General Motors' Chevy Bolt is expected to be in showrooms by the end of the year.
Mark Brush
Michigan Radio

Electric cars can't compete on price or range with gas-burning cars, yet. But they're getting closer, according to a new study from Lux Research, because of the work being done by advanced battery manufacturers.

Analyst Cosmin Laslau says advanced lithium ion batteries could hit a price target of $172 per kilowatt hour by the year 2025. That's a 35% reduction from the current price.

And since the batteries are the most expensive part of an electric car, bringing down their cost could make electric cars affordable ($30,000, without a federal subsidy) with a range of 200 miles or more.

But not all battery manufacturers will hit that target. Laslau says two manufacturers are in the lead.

"We are forecasting that Panasonic and Tesla will probably be the cost leader in the industry," says Lasau.  "They're really trying to push for the biggest battery factory that the world has ever seen. But certainly LG Chem will be nipping at their heels."

LG Chem, based in Korea, has a factory in West Michigan.
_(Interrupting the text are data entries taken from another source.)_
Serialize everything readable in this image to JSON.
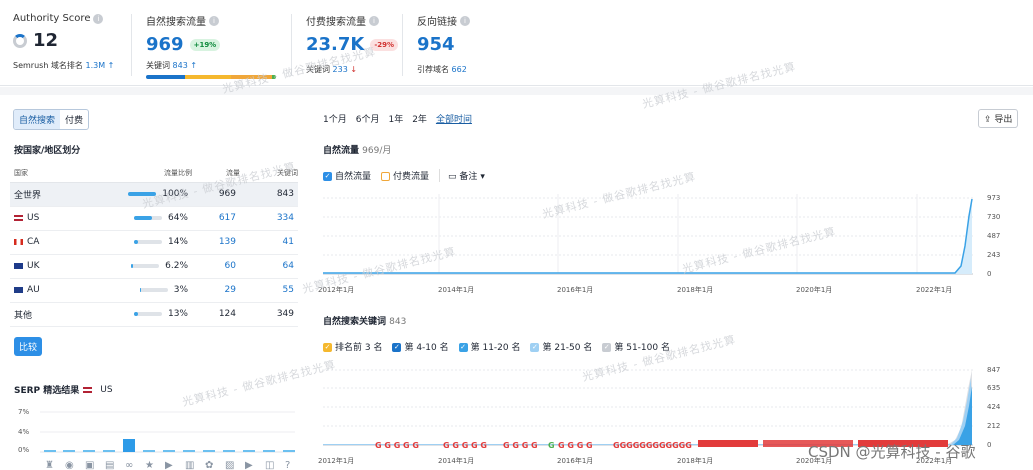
{
  "metrics": {
    "authority": {
      "label": "Authority Score",
      "value": "12",
      "sub_label": "Semrush 域名排名",
      "sub_value": "1.3M",
      "sub_arrow": "↑"
    },
    "organic": {
      "label": "自然搜索流量",
      "value": "969",
      "change": "+19%",
      "sub_label": "关键词",
      "sub_value": "843",
      "sub_arrow": "↑"
    },
    "paid": {
      "label": "付费搜索流量",
      "value": "23.7K",
      "change": "-29%",
      "sub_label": "关键词",
      "sub_value": "233",
      "sub_arrow": "↓"
    },
    "backlinks": {
      "label": "反向链接",
      "value": "954",
      "sub_label": "引荐域名",
      "sub_value": "662"
    }
  },
  "watermark": "光算科技 - 做谷歌排名找光算",
  "tabs": [
    "自然搜索",
    "付费"
  ],
  "country_section": {
    "title": "按国家/地区划分",
    "headers": [
      "国家",
      "流量比例",
      "流量",
      "关键词"
    ],
    "rows": [
      {
        "name": "全世界",
        "share": "100%",
        "share_value": 100,
        "traffic": "969",
        "keywords": "843"
      },
      {
        "name": "US",
        "share": "64%",
        "share_value": 64,
        "traffic": "617",
        "keywords": "334"
      },
      {
        "name": "CA",
        "share": "14%",
        "share_value": 14,
        "traffic": "139",
        "keywords": "41"
      },
      {
        "name": "UK",
        "share": "6.2%",
        "share_value": 6.2,
        "traffic": "60",
        "keywords": "64"
      },
      {
        "name": "AU",
        "share": "3%",
        "share_value": 3,
        "traffic": "29",
        "keywords": "55"
      },
      {
        "name": "其他",
        "share": "13%",
        "share_value": 13,
        "traffic": "124",
        "keywords": "349"
      }
    ],
    "compare_button": "比较"
  },
  "serp": {
    "title": "SERP 精选结果",
    "country": "US",
    "yticks": [
      "7%",
      "4%",
      "0%"
    ]
  },
  "time_filters": [
    "1个月",
    "6个月",
    "1年",
    "2年",
    "全部时间"
  ],
  "export_label": "导出",
  "traffic_chart": {
    "title": "自然流量",
    "subtitle": "969/月",
    "legend": [
      "自然流量",
      "付费流量",
      "备注"
    ],
    "yticks": [
      "973",
      "730",
      "487",
      "243",
      "0"
    ],
    "xticks": [
      "2012年1月",
      "2014年1月",
      "2016年1月",
      "2018年1月",
      "2020年1月",
      "2022年1月"
    ]
  },
  "keywords_chart": {
    "title": "自然搜索关键词",
    "count": "843",
    "legend": [
      "排名前 3 名",
      "第 4-10 名",
      "第 11-20 名",
      "第 21-50 名",
      "第 51-100 名"
    ],
    "yticks": [
      "847",
      "635",
      "424",
      "212",
      "0"
    ],
    "xticks": [
      "2012年1月",
      "2014年1月",
      "2016年1月",
      "2018年1月",
      "2020年1月",
      "2022年1月"
    ]
  },
  "csdn_watermark": "CSDN @光算科技 - 谷歌",
  "colors": {
    "accent": "#1a73c9",
    "green": "#0f8a3c",
    "red": "#d0302e",
    "line": "#3aa2e6"
  },
  "chart_data": [
    {
      "type": "line",
      "title": "自然流量",
      "x": [
        "2012-01",
        "2014-01",
        "2016-01",
        "2018-01",
        "2020-01",
        "2022-01",
        "2022-06",
        "2022-09",
        "2022-12"
      ],
      "series": [
        {
          "name": "自然流量",
          "values": [
            0,
            0,
            0,
            0,
            0,
            0,
            20,
            500,
            969
          ]
        }
      ],
      "ylim": [
        0,
        973
      ]
    },
    {
      "type": "area",
      "title": "自然搜索关键词",
      "x": [
        "2012-01",
        "2014-01",
        "2016-01",
        "2018-01",
        "2020-01",
        "2022-01",
        "2022-06",
        "2022-09",
        "2022-12"
      ],
      "series": [
        {
          "name": "自然搜索关键词",
          "values": [
            0,
            0,
            0,
            0,
            0,
            0,
            30,
            420,
            843
          ]
        }
      ],
      "ylim": [
        0,
        847
      ]
    }
  ]
}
Tracy Samilton covers energy and transportation, including the auto industry and the business response to climate change for Michigan Public. She began her career at Michigan Public as an intern, where she was promptly “bitten by the radio bug,” and never recovered.